Yesterday, the Constitution Project and Human Rights First released a report from 16 former federal judges, with a combined experience of 248 years on the federal bench, entitled Habeas Works: Federal Courts' Proven Capacity to Handle Guantánamo Cases. In this report, the judges show that the habeas process is working and that the federal courts have developed consistent jurisprudence on standards to be applied and the procedural and evidentiary rules governing Guantánamo habeas cases.

As they have done for centuries, judges are reviewing these habeas petitions to assess whether each detainee is properly being held. Contrary to the criticism leveled by some that the District Court judges are usurping the role of legislators, the report demonstrates that judges are playing an appropriate constitutional role and are fulfilling the duty they've been charged with: applying the law to the facts in these cases.

The Guantánamo litigation has tested the judiciary as it has tested the nation. But the judiciary, like the country and the Constitution it serves, has risen to the challenge. In the report, the retired judges recognize that Congress has the constitutional authority to enact further legislation that would govern these cases. But they caution that such a course is at once unwise and unnecessary: unwise because it would bring us back to square one just when the courts are finally beginning to resolve these cases; and unnecessary because the federal bench, as it has done for centuries, is steadily developing a coherent and rational jurisprudence.

For the release of the report, Judge William S. Sessions, former judge for the U.S. District Court, Western Division of Texas and later Director of the FBI, and Doug Spaulding, a law firm lawyer with extensive experience representing Guantanamo detainees on a pro bono basis, joined us for a panel discussion at a National Press Club Newsmakers event Thursday afternoon.

Judge Sessions, a signatory of the report, shared his opinion that the courts have been successful in developing a consistent jurisprudence. "The courts have been struggling with it and been making very good and sound headway trying to determine how to deal those people who have been placed in Guantanamo and whether and how they are entitled to be released," Judge Sessions said.

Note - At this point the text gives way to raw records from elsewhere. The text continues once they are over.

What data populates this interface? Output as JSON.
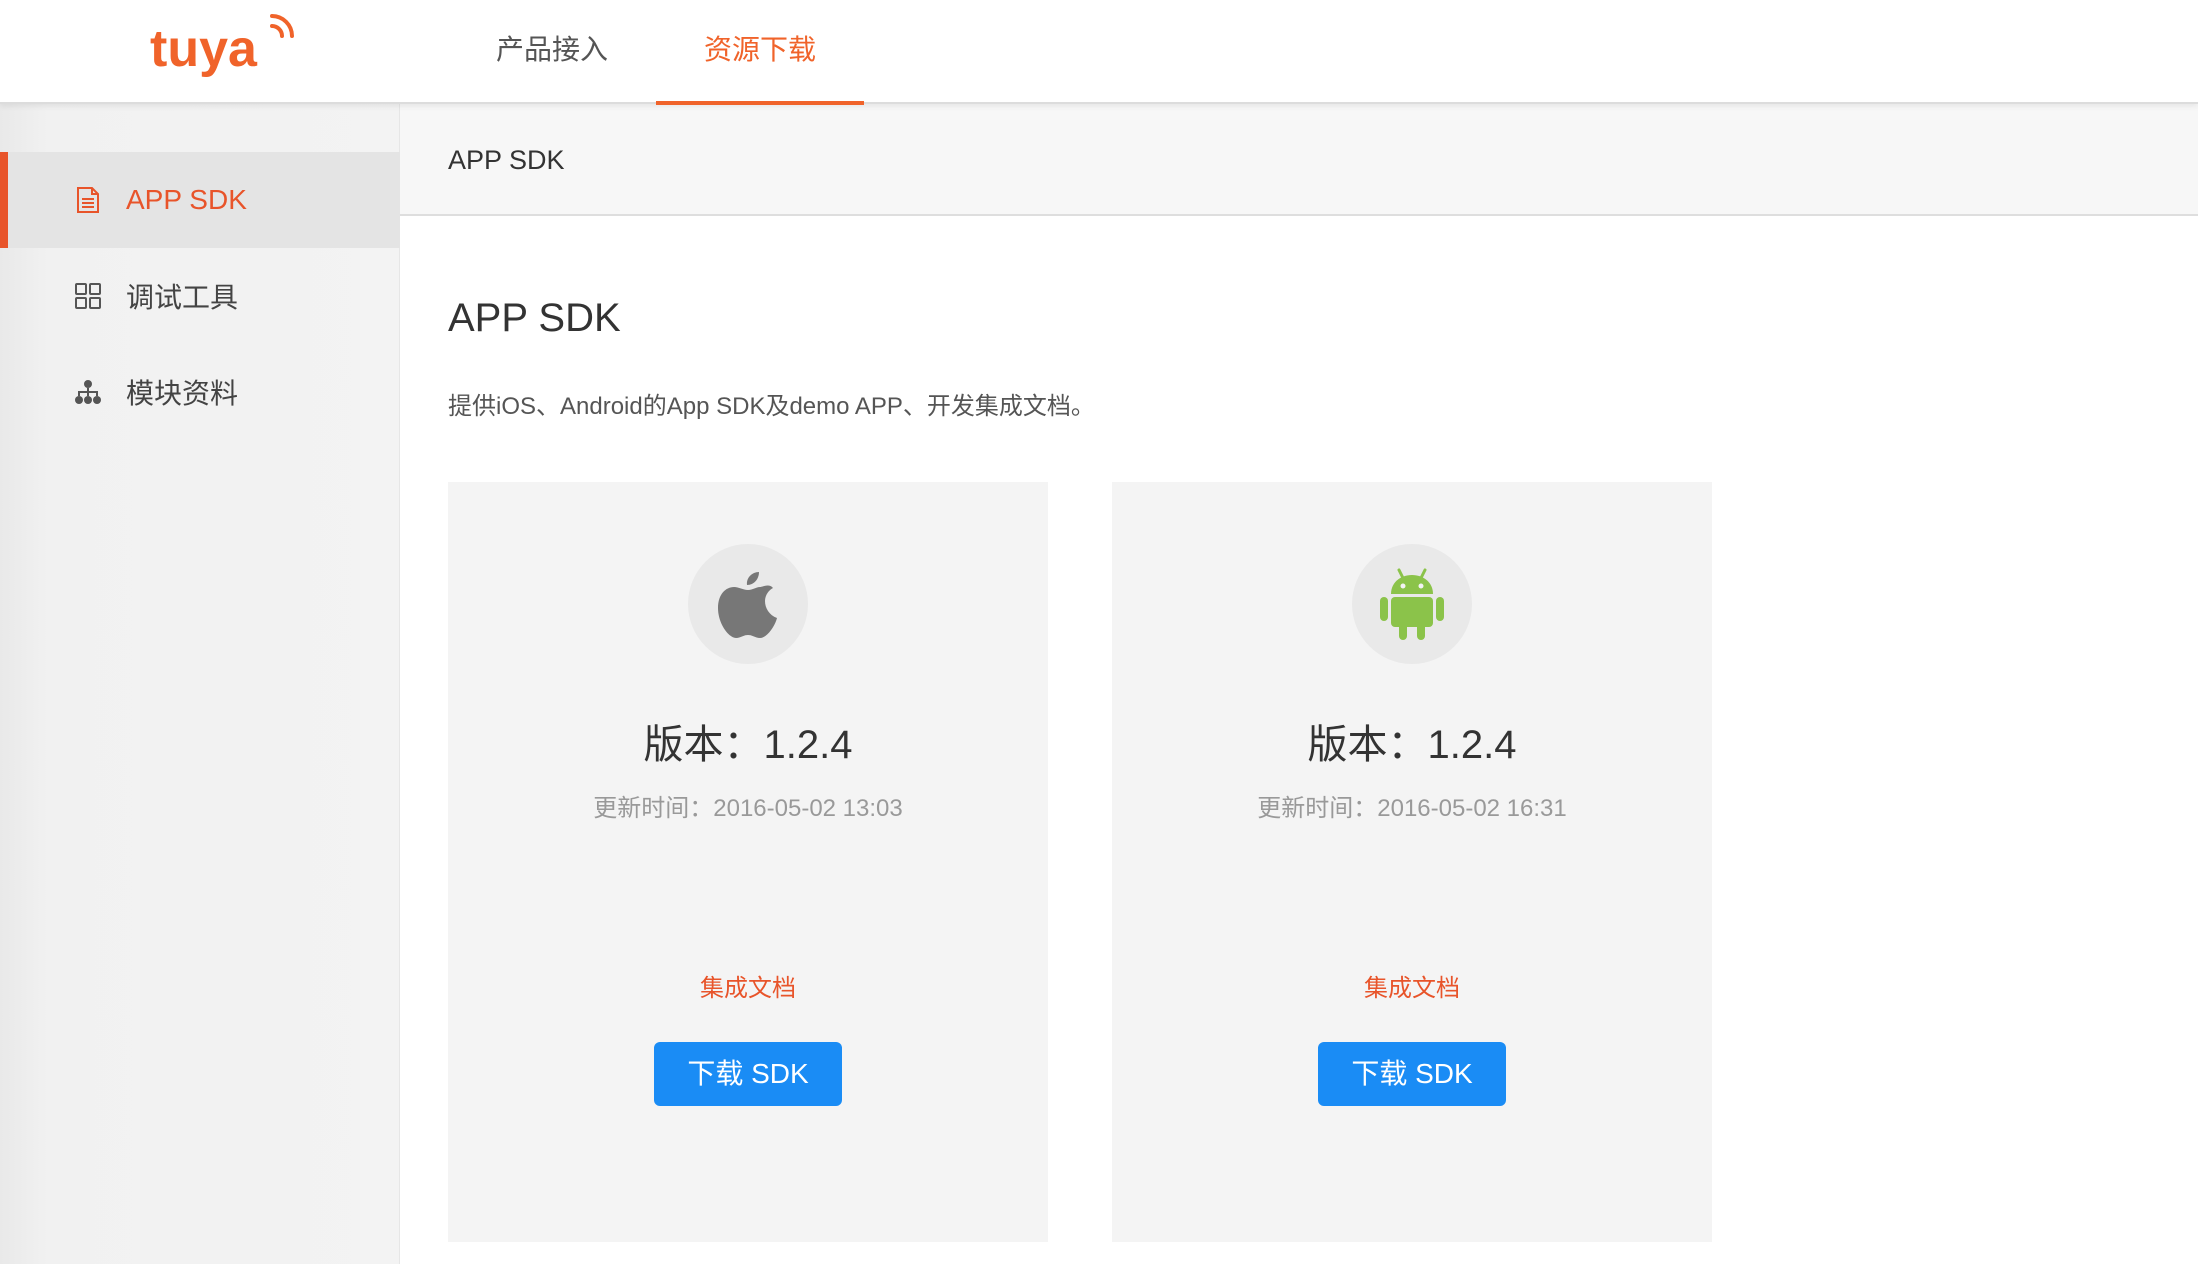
{
  "brand": {
    "logo_text": "tuya",
    "color": "#f0632a"
  },
  "nav": {
    "tabs": [
      {
        "label": "产品接入",
        "active": false
      },
      {
        "label": "资源下载",
        "active": true
      }
    ],
    "active_color": "#f0632a"
  },
  "sidebar": {
    "items": [
      {
        "label": "APP SDK",
        "icon": "document-icon",
        "active": true
      },
      {
        "label": "调试工具",
        "icon": "grid-icon",
        "active": false
      },
      {
        "label": "模块资料",
        "icon": "hierarchy-icon",
        "active": false
      }
    ],
    "active_color": "#e8542a"
  },
  "breadcrumb": {
    "current": "APP SDK"
  },
  "main": {
    "title": "APP SDK",
    "description": "提供iOS、Android的App SDK及demo APP、开发集成文档。",
    "cards": [
      {
        "platform_icon": "apple-icon",
        "version": "版本：1.2.4",
        "updated": "更新时间：2016-05-02 13:03",
        "doc_link": "集成文档",
        "download_label": "下载 SDK"
      },
      {
        "platform_icon": "android-icon",
        "version": "版本：1.2.4",
        "updated": "更新时间：2016-05-02 16:31",
        "doc_link": "集成文档",
        "download_label": "下载 SDK"
      }
    ],
    "button_color": "#1a8cf5",
    "android_color": "#8bc34a",
    "apple_color": "#777777"
  }
}
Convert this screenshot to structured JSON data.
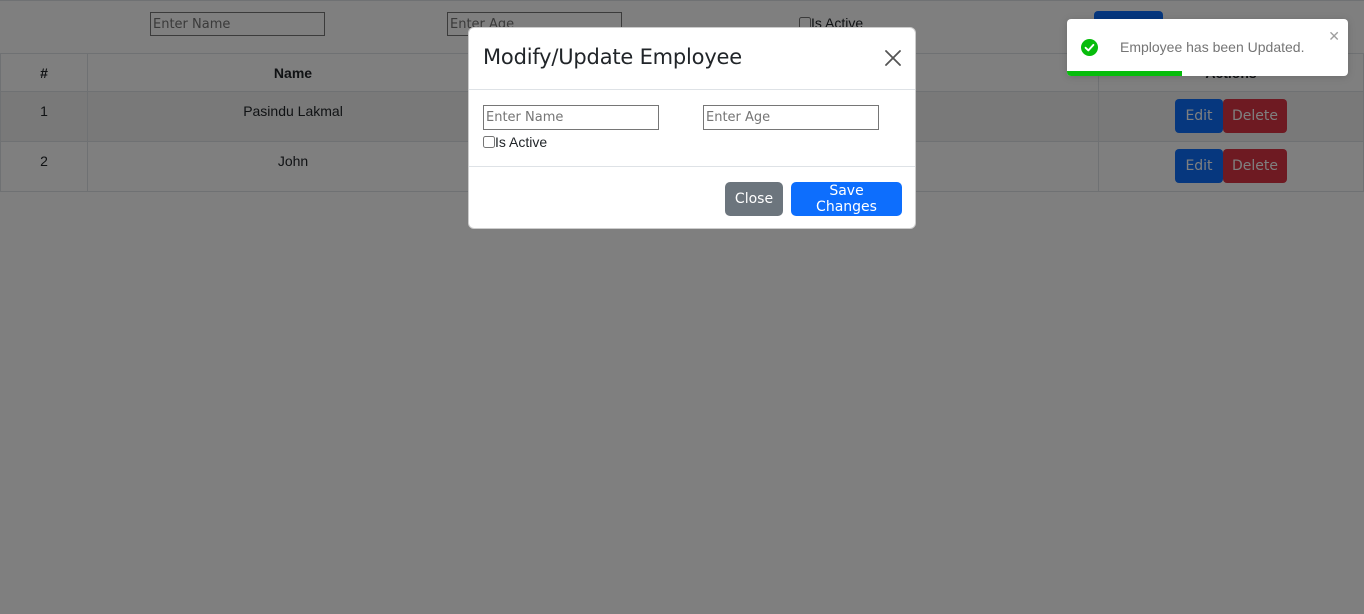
{
  "form": {
    "name_placeholder": "Enter Name",
    "age_placeholder": "Enter Age",
    "active_label": "Is Active"
  },
  "table": {
    "columns": [
      "#",
      "Name",
      "",
      "",
      "Actions"
    ],
    "rows": [
      {
        "index": "1",
        "name": "Pasindu Lakmal"
      },
      {
        "index": "2",
        "name": "John"
      }
    ],
    "edit_label": "Edit",
    "delete_label": "Delete"
  },
  "modal": {
    "title": "Modify/Update Employee",
    "name_placeholder": "Enter Name",
    "age_placeholder": "Enter Age",
    "active_label": "Is Active",
    "close_label": "Close",
    "save_label": "Save Changes",
    "close_icon": "close-icon"
  },
  "toast": {
    "message": "Employee has been Updated.",
    "icon": "check-circle-icon",
    "close_glyph": "✕",
    "progress_fraction": 0.41,
    "colors": {
      "success": "#07bc0c"
    }
  },
  "colors": {
    "primary": "#0d6efd",
    "danger": "#dc3545",
    "secondary": "#6c757d"
  }
}
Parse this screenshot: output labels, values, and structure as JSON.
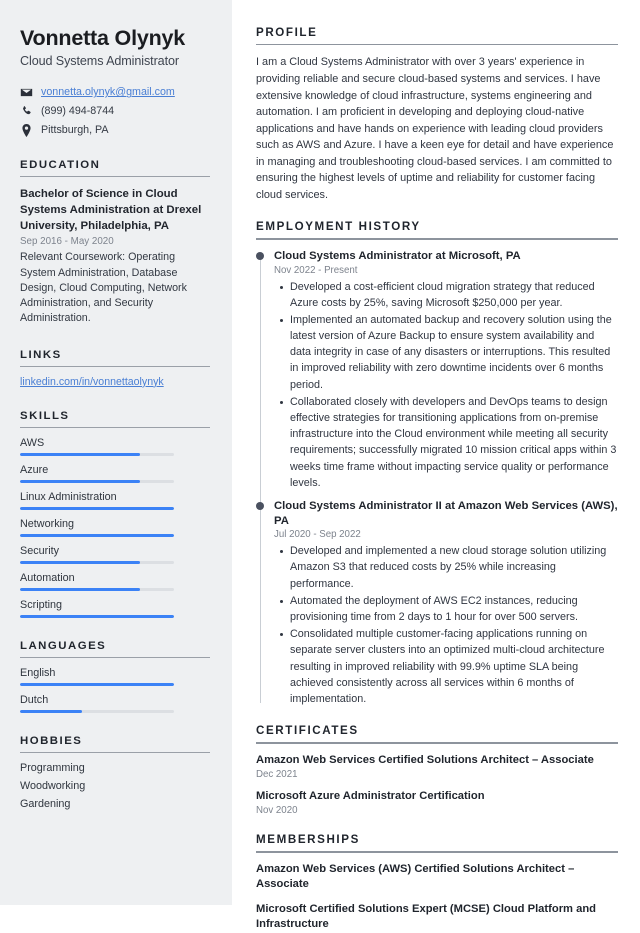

Judge Sessions explained that the road ahead for the future of habeas litigation would not necessarily be clear cut, but that placing the responsibility in the hands of the courts was the best solution. "We are going to continue to deal with problems and procedures, but the courts are equipped to deal with this issue and are the right people to handle this," he said.

Spaulding, a partner at Reed Smith LLP in Washington D.C. who has served as habeas counsel for several Guantanamo detainees, echoed Judge Sessions' statement, saying he believed that the courts are, in actuality, doing their job the way they ought to be doing it. "It appears to me that district courts are sifting evidence, ascertaining facts and applying the law and making decisions in individual cases," he said.

Spaulding also highlighted the pressing nature of the issue. "This is not merely an academic exercise," he stated. He reminded the audience that additional Congressional legislation would only set back the progress the nation has made in the past two years since the Boumediene decision. "There are flesh and blood human beings who have been locked up in Guantanamo for years," he said. "How much longer should we ask them to wait while Congress, perhaps, and the Courts go through another round of 'corrective' judicial legislation?"

Spaulding concluded the event by emphasizing that the strength of the United States is drawn from its separation of powers. "Congress has done its legislative job, it adopted the Authorization for the Use of Military Forces, now the courts should be allowed to do their job, of finding the facts and applying the law to those facts," he said.

From here, the Constitution Project and Human Rights First plan to distribute the report widely to members of Congress and executive branch officials.